A Sudden Change in Bandwidth UtilizationConnie Logg Page created: January 10, 2002, last update January 10, 2002.
We have code in production which performs various types of tests of WAN bandwidth utilization for several different applications. On January 4, 2002, we noticed that the bandwidth availability appeared to substantially decrease for these tests to certain nodes, while for others it did not. There were no network changes, and paths to the nodes did not appear to have changed. We have the traceroutes stored in the raw data files. The effect seemed to have started between 12:34 and about 20:00 on Jan 3rd, 2001.
|Figure 1||As can be seen from Figures 1 & 2, the bandwidth tests for these
higher performance paths dropped dramatically (to 100 mbits/second or less)
while the tests along the lower performance path did not change appreciably.
The graphs showed us the event, but did little to identify the source of the problem.
Examination of the "raw data" logs proved more helpful. One of the tests we do
is PIPECHAR which attempts to ascertain the size of the various pipes connecting two
nodes. An examination of the PIPCHAR data in the log files showed that at one point
PIPECHAR's estimation of the client machine's network interface dropped from 1 Gigabit/sec
to 100 megabits/sec., although no changes had been made in the network connections.
ResolutionLooking at the interface statistics (available via netstat -i) it was evident that the host was reporting many (~1% error rates on the NIC). This tended to implicate the cable, the switch port, or host adapter needed some readjustments (our best guess at the time was the cable, and after that the GBIC on the switch). At the same time there were no errors reported on the switch interface that the host was connected to. After making sure the fiber and GBIC were properly seated, we recalled that the host had crashed on Jan 3rd. Following this crash we were recommended by the Sun engineers to turn on various debugging flags in /etc/system/kmem_flags to assist in tracing the problem down.
After these debugging flags were disabled, the bandwidth utilization rates returned to normal.

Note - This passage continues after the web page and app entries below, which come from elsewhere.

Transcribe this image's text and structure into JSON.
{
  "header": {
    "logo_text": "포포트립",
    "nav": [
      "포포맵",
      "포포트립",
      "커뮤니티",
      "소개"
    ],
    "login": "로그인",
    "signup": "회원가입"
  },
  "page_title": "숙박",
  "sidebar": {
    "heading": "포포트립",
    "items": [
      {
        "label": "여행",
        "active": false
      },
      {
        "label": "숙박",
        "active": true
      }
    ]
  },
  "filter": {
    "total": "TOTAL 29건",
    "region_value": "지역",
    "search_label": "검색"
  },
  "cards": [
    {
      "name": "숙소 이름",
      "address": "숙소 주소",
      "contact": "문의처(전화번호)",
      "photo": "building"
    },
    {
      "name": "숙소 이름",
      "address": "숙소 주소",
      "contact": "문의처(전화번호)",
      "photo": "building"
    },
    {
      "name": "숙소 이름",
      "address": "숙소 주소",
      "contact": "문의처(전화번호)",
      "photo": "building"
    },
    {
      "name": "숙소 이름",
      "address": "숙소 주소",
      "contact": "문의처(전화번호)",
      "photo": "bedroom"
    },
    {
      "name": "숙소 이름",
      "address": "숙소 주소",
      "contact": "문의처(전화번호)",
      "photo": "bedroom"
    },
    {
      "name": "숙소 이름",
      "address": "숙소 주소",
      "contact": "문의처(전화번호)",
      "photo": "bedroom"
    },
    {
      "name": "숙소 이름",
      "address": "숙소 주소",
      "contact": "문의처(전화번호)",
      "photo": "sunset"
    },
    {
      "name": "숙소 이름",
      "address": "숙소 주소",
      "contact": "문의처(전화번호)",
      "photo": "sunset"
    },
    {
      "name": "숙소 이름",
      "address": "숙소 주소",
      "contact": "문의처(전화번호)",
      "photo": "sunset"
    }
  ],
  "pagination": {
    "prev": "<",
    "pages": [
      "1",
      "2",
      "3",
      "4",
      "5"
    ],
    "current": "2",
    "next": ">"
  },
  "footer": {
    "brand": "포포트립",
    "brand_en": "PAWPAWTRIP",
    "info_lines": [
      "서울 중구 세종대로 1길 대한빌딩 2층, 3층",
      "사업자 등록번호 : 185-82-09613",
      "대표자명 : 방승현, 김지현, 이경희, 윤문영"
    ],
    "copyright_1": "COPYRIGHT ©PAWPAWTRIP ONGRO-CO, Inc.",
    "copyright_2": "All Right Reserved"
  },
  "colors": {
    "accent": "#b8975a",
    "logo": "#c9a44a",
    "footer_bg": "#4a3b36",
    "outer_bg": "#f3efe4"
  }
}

This points out that we should not leave these kernel debbuging flags turned on for long periods of time on our production servers without being aware of the significant performance impacts that can occur.